▸ WORK REQUIRED
From the first line to the last, give the records again exactly and skip the pictures.

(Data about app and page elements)
........

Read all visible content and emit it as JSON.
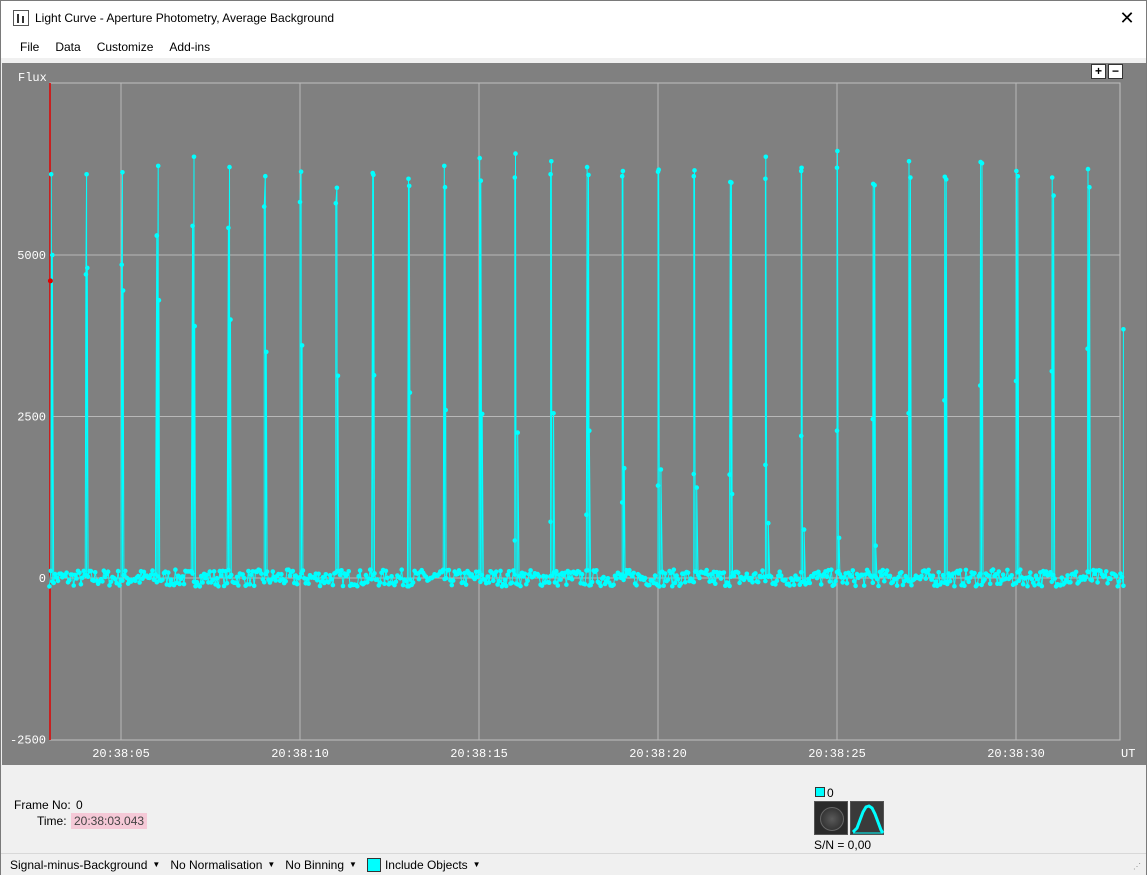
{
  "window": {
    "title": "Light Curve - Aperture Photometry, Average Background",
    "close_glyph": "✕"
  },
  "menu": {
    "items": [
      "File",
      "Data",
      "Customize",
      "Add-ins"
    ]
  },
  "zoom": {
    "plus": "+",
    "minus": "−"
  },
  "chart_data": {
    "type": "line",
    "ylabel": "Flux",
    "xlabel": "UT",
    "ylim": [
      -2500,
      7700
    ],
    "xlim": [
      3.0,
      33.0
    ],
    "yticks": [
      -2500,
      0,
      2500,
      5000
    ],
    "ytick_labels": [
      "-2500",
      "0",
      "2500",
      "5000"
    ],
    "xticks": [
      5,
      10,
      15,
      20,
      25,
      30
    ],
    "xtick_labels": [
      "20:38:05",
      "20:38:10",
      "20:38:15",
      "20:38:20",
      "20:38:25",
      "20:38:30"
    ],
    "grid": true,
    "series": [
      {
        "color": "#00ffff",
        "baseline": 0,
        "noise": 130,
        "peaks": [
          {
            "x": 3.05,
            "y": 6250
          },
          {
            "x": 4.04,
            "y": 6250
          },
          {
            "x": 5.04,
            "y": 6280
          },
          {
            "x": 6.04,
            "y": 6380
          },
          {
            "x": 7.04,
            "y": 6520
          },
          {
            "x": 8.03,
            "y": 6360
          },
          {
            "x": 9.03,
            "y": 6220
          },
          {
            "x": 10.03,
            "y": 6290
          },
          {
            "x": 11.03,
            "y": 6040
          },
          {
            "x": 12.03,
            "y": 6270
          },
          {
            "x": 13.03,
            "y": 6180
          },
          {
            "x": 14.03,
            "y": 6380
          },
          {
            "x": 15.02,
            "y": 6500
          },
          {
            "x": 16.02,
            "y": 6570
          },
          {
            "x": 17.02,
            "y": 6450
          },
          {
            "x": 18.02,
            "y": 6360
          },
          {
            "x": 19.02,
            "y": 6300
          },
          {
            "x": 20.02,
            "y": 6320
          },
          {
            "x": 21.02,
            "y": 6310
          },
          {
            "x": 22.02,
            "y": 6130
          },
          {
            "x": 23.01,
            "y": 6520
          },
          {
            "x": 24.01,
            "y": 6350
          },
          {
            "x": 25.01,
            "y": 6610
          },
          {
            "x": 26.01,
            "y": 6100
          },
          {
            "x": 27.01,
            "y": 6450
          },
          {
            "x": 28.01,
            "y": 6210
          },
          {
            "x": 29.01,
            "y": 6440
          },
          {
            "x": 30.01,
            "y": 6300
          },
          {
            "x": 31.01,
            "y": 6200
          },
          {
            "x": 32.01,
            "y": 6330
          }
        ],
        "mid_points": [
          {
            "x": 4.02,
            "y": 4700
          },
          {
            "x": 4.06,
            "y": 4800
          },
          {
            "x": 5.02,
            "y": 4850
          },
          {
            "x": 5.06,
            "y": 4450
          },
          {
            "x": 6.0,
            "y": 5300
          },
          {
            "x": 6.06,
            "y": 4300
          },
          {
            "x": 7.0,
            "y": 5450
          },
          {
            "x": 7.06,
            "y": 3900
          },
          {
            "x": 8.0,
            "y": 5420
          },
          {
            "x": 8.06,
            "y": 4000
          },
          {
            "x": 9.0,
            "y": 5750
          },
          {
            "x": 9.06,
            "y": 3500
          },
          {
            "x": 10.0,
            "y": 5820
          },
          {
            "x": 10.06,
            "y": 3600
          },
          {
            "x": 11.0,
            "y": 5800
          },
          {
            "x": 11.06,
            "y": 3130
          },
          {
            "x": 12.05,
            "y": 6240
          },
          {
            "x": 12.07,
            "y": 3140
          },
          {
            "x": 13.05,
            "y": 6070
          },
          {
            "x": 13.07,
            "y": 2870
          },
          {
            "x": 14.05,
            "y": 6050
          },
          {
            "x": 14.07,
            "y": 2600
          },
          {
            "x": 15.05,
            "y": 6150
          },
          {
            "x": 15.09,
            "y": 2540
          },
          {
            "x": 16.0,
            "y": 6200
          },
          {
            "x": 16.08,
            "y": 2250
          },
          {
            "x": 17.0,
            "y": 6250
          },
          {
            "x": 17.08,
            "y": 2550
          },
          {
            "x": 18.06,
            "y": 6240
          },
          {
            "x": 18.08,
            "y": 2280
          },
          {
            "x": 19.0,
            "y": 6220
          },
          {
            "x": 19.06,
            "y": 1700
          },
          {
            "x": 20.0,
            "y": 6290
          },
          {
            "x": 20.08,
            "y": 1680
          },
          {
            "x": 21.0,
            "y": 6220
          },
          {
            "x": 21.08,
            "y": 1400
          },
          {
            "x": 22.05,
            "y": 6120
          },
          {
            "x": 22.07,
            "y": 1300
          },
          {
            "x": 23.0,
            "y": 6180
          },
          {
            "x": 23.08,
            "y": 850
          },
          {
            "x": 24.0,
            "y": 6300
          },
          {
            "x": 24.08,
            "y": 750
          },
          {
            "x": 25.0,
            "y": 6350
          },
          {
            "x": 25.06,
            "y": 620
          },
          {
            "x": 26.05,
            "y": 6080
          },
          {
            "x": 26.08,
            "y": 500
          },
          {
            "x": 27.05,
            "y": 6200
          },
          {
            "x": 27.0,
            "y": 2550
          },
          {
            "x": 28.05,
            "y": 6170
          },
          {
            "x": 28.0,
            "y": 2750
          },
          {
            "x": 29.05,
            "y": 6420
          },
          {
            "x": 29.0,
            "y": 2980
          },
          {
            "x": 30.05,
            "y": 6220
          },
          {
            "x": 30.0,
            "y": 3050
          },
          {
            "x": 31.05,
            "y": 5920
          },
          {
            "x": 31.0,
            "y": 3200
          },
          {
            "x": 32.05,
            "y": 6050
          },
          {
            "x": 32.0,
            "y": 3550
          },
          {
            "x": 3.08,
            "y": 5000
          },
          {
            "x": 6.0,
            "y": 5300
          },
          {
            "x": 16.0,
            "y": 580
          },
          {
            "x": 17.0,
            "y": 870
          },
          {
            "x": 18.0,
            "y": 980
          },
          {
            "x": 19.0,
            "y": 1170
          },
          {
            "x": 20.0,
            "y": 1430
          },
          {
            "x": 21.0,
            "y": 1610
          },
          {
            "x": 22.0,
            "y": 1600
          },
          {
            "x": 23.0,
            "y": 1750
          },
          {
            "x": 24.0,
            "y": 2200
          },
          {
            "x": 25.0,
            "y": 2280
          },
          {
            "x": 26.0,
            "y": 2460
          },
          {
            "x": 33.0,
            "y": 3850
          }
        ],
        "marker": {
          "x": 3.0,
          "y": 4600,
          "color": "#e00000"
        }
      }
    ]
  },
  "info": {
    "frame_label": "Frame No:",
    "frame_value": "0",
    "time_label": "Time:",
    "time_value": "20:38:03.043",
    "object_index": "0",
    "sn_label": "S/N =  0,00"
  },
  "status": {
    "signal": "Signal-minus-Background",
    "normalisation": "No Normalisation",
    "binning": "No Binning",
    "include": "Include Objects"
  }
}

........

▸ TASK RESPONSE
Read all visible content and emit it as JSON.
{
  "window": {
    "title": "Light Curve - Aperture Photometry, Average Background",
    "close_glyph": "✕"
  },
  "menu": {
    "items": [
      "File",
      "Data",
      "Customize",
      "Add-ins"
    ]
  },
  "zoom": {
    "plus": "+",
    "minus": "−"
  },
  "chart_data": {
    "type": "line",
    "ylabel": "Flux",
    "xlabel": "UT",
    "ylim": [
      -2500,
      7700
    ],
    "xlim": [
      3.0,
      33.0
    ],
    "yticks": [
      -2500,
      0,
      2500,
      5000
    ],
    "ytick_labels": [
      "-2500",
      "0",
      "2500",
      "5000"
    ],
    "xticks": [
      5,
      10,
      15,
      20,
      25,
      30
    ],
    "xtick_labels": [
      "20:38:05",
      "20:38:10",
      "20:38:15",
      "20:38:20",
      "20:38:25",
      "20:38:30"
    ],
    "grid": true,
    "series": [
      {
        "color": "#00ffff",
        "baseline": 0,
        "noise": 130,
        "peaks": [
          {
            "x": 3.05,
            "y": 6250
          },
          {
            "x": 4.04,
            "y": 6250
          },
          {
            "x": 5.04,
            "y": 6280
          },
          {
            "x": 6.04,
            "y": 6380
          },
          {
            "x": 7.04,
            "y": 6520
          },
          {
            "x": 8.03,
            "y": 6360
          },
          {
            "x": 9.03,
            "y": 6220
          },
          {
            "x": 10.03,
            "y": 6290
          },
          {
            "x": 11.03,
            "y": 6040
          },
          {
            "x": 12.03,
            "y": 6270
          },
          {
            "x": 13.03,
            "y": 6180
          },
          {
            "x": 14.03,
            "y": 6380
          },
          {
            "x": 15.02,
            "y": 6500
          },
          {
            "x": 16.02,
            "y": 6570
          },
          {
            "x": 17.02,
            "y": 6450
          },
          {
            "x": 18.02,
            "y": 6360
          },
          {
            "x": 19.02,
            "y": 6300
          },
          {
            "x": 20.02,
            "y": 6320
          },
          {
            "x": 21.02,
            "y": 6310
          },
          {
            "x": 22.02,
            "y": 6130
          },
          {
            "x": 23.01,
            "y": 6520
          },
          {
            "x": 24.01,
            "y": 6350
          },
          {
            "x": 25.01,
            "y": 6610
          },
          {
            "x": 26.01,
            "y": 6100
          },
          {
            "x": 27.01,
            "y": 6450
          },
          {
            "x": 28.01,
            "y": 6210
          },
          {
            "x": 29.01,
            "y": 6440
          },
          {
            "x": 30.01,
            "y": 6300
          },
          {
            "x": 31.01,
            "y": 6200
          },
          {
            "x": 32.01,
            "y": 6330
          }
        ],
        "mid_points": [
          {
            "x": 4.02,
            "y": 4700
          },
          {
            "x": 4.06,
            "y": 4800
          },
          {
            "x": 5.02,
            "y": 4850
          },
          {
            "x": 5.06,
            "y": 4450
          },
          {
            "x": 6.0,
            "y": 5300
          },
          {
            "x": 6.06,
            "y": 4300
          },
          {
            "x": 7.0,
            "y": 5450
          },
          {
            "x": 7.06,
            "y": 3900
          },
          {
            "x": 8.0,
            "y": 5420
          },
          {
            "x": 8.06,
            "y": 4000
          },
          {
            "x": 9.0,
            "y": 5750
          },
          {
            "x": 9.06,
            "y": 3500
          },
          {
            "x": 10.0,
            "y": 5820
          },
          {
            "x": 10.06,
            "y": 3600
          },
          {
            "x": 11.0,
            "y": 5800
          },
          {
            "x": 11.06,
            "y": 3130
          },
          {
            "x": 12.05,
            "y": 6240
          },
          {
            "x": 12.07,
            "y": 3140
          },
          {
            "x": 13.05,
            "y": 6070
          },
          {
            "x": 13.07,
            "y": 2870
          },
          {
            "x": 14.05,
            "y": 6050
          },
          {
            "x": 14.07,
            "y": 2600
          },
          {
            "x": 15.05,
            "y": 6150
          },
          {
            "x": 15.09,
            "y": 2540
          },
          {
            "x": 16.0,
            "y": 6200
          },
          {
            "x": 16.08,
            "y": 2250
          },
          {
            "x": 17.0,
            "y": 6250
          },
          {
            "x": 17.08,
            "y": 2550
          },
          {
            "x": 18.06,
            "y": 6240
          },
          {
            "x": 18.08,
            "y": 2280
          },
          {
            "x": 19.0,
            "y": 6220
          },
          {
            "x": 19.06,
            "y": 1700
          },
          {
            "x": 20.0,
            "y": 6290
          },
          {
            "x": 20.08,
            "y": 1680
          },
          {
            "x": 21.0,
            "y": 6220
          },
          {
            "x": 21.08,
            "y": 1400
          },
          {
            "x": 22.05,
            "y": 6120
          },
          {
            "x": 22.07,
            "y": 1300
          },
          {
            "x": 23.0,
            "y": 6180
          },
          {
            "x": 23.08,
            "y": 850
          },
          {
            "x": 24.0,
            "y": 6300
          },
          {
            "x": 24.08,
            "y": 750
          },
          {
            "x": 25.0,
            "y": 6350
          },
          {
            "x": 25.06,
            "y": 620
          },
          {
            "x": 26.05,
            "y": 6080
          },
          {
            "x": 26.08,
            "y": 500
          },
          {
            "x": 27.05,
            "y": 6200
          },
          {
            "x": 27.0,
            "y": 2550
          },
          {
            "x": 28.05,
            "y": 6170
          },
          {
            "x": 28.0,
            "y": 2750
          },
          {
            "x": 29.05,
            "y": 6420
          },
          {
            "x": 29.0,
            "y": 2980
          },
          {
            "x": 30.05,
            "y": 6220
          },
          {
            "x": 30.0,
            "y": 3050
          },
          {
            "x": 31.05,
            "y": 5920
          },
          {
            "x": 31.0,
            "y": 3200
          },
          {
            "x": 32.05,
            "y": 6050
          },
          {
            "x": 32.0,
            "y": 3550
          },
          {
            "x": 3.08,
            "y": 5000
          },
          {
            "x": 6.0,
            "y": 5300
          },
          {
            "x": 16.0,
            "y": 580
          },
          {
            "x": 17.0,
            "y": 870
          },
          {
            "x": 18.0,
            "y": 980
          },
          {
            "x": 19.0,
            "y": 1170
          },
          {
            "x": 20.0,
            "y": 1430
          },
          {
            "x": 21.0,
            "y": 1610
          },
          {
            "x": 22.0,
            "y": 1600
          },
          {
            "x": 23.0,
            "y": 1750
          },
          {
            "x": 24.0,
            "y": 2200
          },
          {
            "x": 25.0,
            "y": 2280
          },
          {
            "x": 26.0,
            "y": 2460
          },
          {
            "x": 33.0,
            "y": 3850
          }
        ],
        "marker": {
          "x": 3.0,
          "y": 4600,
          "color": "#e00000"
        }
      }
    ]
  },
  "info": {
    "frame_label": "Frame No:",
    "frame_value": "0",
    "time_label": "Time:",
    "time_value": "20:38:03.043",
    "object_index": "0",
    "sn_label": "S/N =  0,00"
  },
  "status": {
    "signal": "Signal-minus-Background",
    "normalisation": "No Normalisation",
    "binning": "No Binning",
    "include": "Include Objects"
  }
}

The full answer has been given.